## AVAILABLE DATA:

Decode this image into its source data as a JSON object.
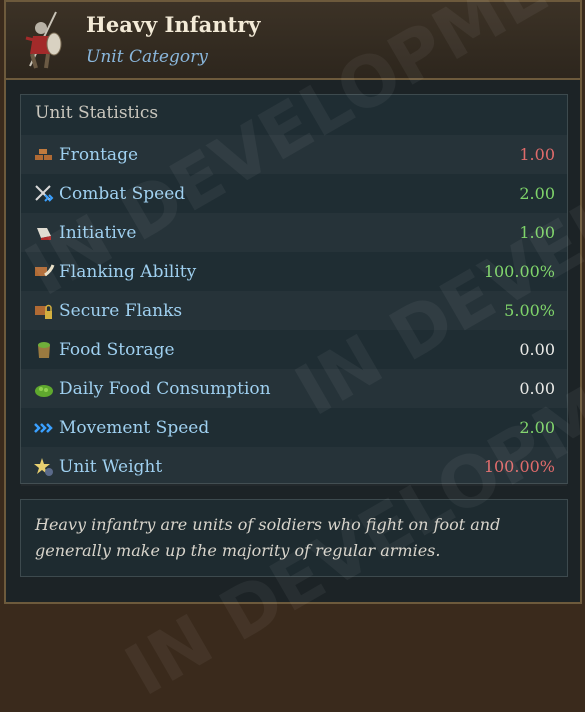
{
  "header": {
    "title": "Heavy Infantry",
    "subtitle": "Unit Category",
    "icon": "heavy-infantry-icon"
  },
  "stats": {
    "heading": "Unit Statistics",
    "rows": [
      {
        "label": "Frontage",
        "value": "1.00",
        "tone": "red",
        "icon": "frontage-icon"
      },
      {
        "label": "Combat Speed",
        "value": "2.00",
        "tone": "green",
        "icon": "combat-speed-icon"
      },
      {
        "label": "Initiative",
        "value": "1.00",
        "tone": "green",
        "icon": "initiative-icon"
      },
      {
        "label": "Flanking Ability",
        "value": "100.00%",
        "tone": "green",
        "icon": "flanking-ability-icon"
      },
      {
        "label": "Secure Flanks",
        "value": "5.00%",
        "tone": "green",
        "icon": "secure-flanks-icon"
      },
      {
        "label": "Food Storage",
        "value": "0.00",
        "tone": "white",
        "icon": "food-storage-icon"
      },
      {
        "label": "Daily Food Consumption",
        "value": "0.00",
        "tone": "white",
        "icon": "food-consumption-icon"
      },
      {
        "label": "Movement Speed",
        "value": "2.00",
        "tone": "green",
        "icon": "movement-speed-icon"
      },
      {
        "label": "Unit Weight",
        "value": "100.00%",
        "tone": "red",
        "icon": "unit-weight-icon"
      }
    ]
  },
  "description": "Heavy infantry are units of soldiers who fight on foot and generally make up the majority of regular armies.",
  "colors": {
    "label": "#9fd0f0",
    "positive": "#7fd46a",
    "negative": "#e06b6b",
    "neutral": "#e9e9e6",
    "subtitle": "#8ab7dc"
  }
}
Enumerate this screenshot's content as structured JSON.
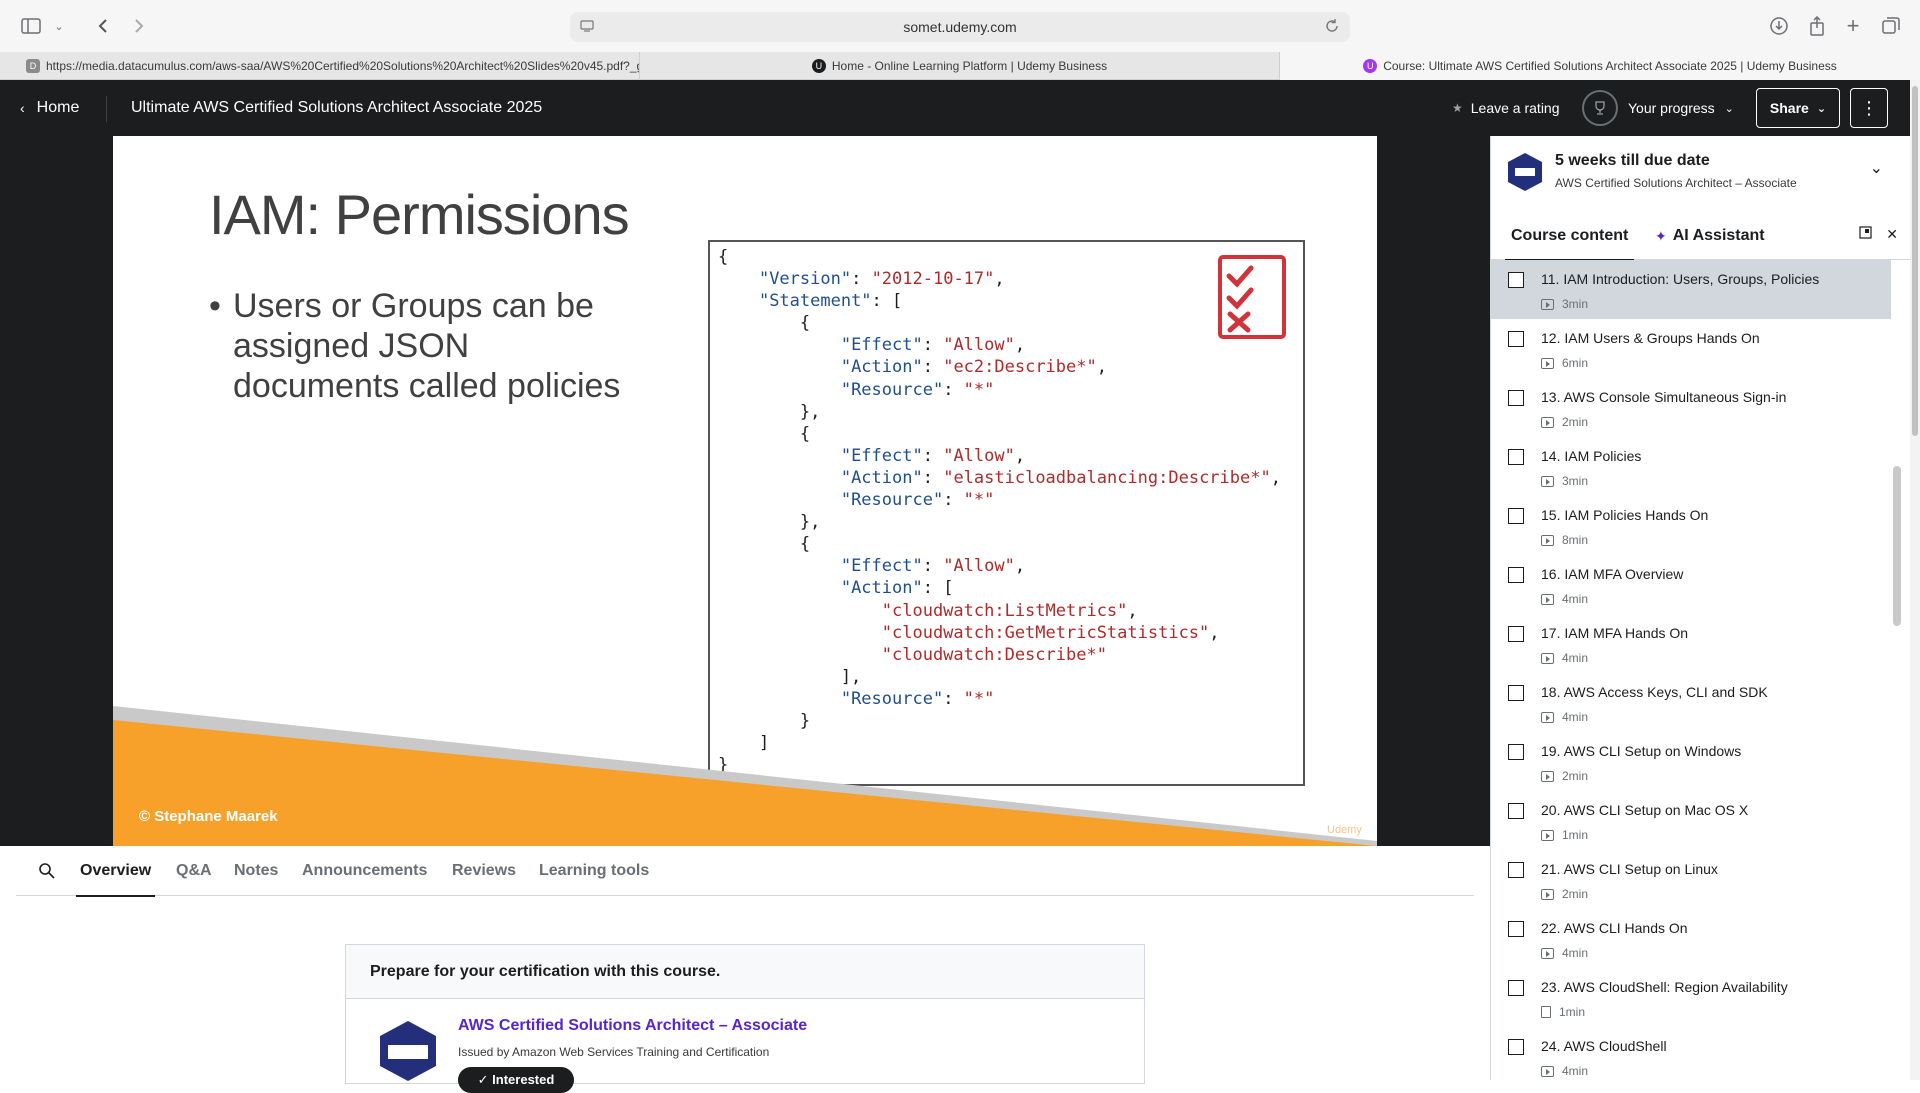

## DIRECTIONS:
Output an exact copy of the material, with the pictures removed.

## OUTPUT OF THE TASK:
Decode this image into its source data as a JSON object.
{
  "header": {
    "title": "Heavy Infantry",
    "subtitle": "Unit Category",
    "icon": "heavy-infantry-icon"
  },
  "stats": {
    "heading": "Unit Statistics",
    "rows": [
      {
        "label": "Frontage",
        "value": "1.00",
        "tone": "red",
        "icon": "frontage-icon"
      },
      {
        "label": "Combat Speed",
        "value": "2.00",
        "tone": "green",
        "icon": "combat-speed-icon"
      },
      {
        "label": "Initiative",
        "value": "1.00",
        "tone": "green",
        "icon": "initiative-icon"
      },
      {
        "label": "Flanking Ability",
        "value": "100.00%",
        "tone": "green",
        "icon": "flanking-ability-icon"
      },
      {
        "label": "Secure Flanks",
        "value": "5.00%",
        "tone": "green",
        "icon": "secure-flanks-icon"
      },
      {
        "label": "Food Storage",
        "value": "0.00",
        "tone": "white",
        "icon": "food-storage-icon"
      },
      {
        "label": "Daily Food Consumption",
        "value": "0.00",
        "tone": "white",
        "icon": "food-consumption-icon"
      },
      {
        "label": "Movement Speed",
        "value": "2.00",
        "tone": "green",
        "icon": "movement-speed-icon"
      },
      {
        "label": "Unit Weight",
        "value": "100.00%",
        "tone": "red",
        "icon": "unit-weight-icon"
      }
    ]
  },
  "description": "Heavy infantry are units of soldiers who fight on foot and generally make up the majority of regular armies.",
  "colors": {
    "label": "#9fd0f0",
    "positive": "#7fd46a",
    "negative": "#e06b6b",
    "neutral": "#e9e9e6",
    "subtitle": "#8ab7dc"
  }
}
Enumerate this screenshot's content as structured JSON.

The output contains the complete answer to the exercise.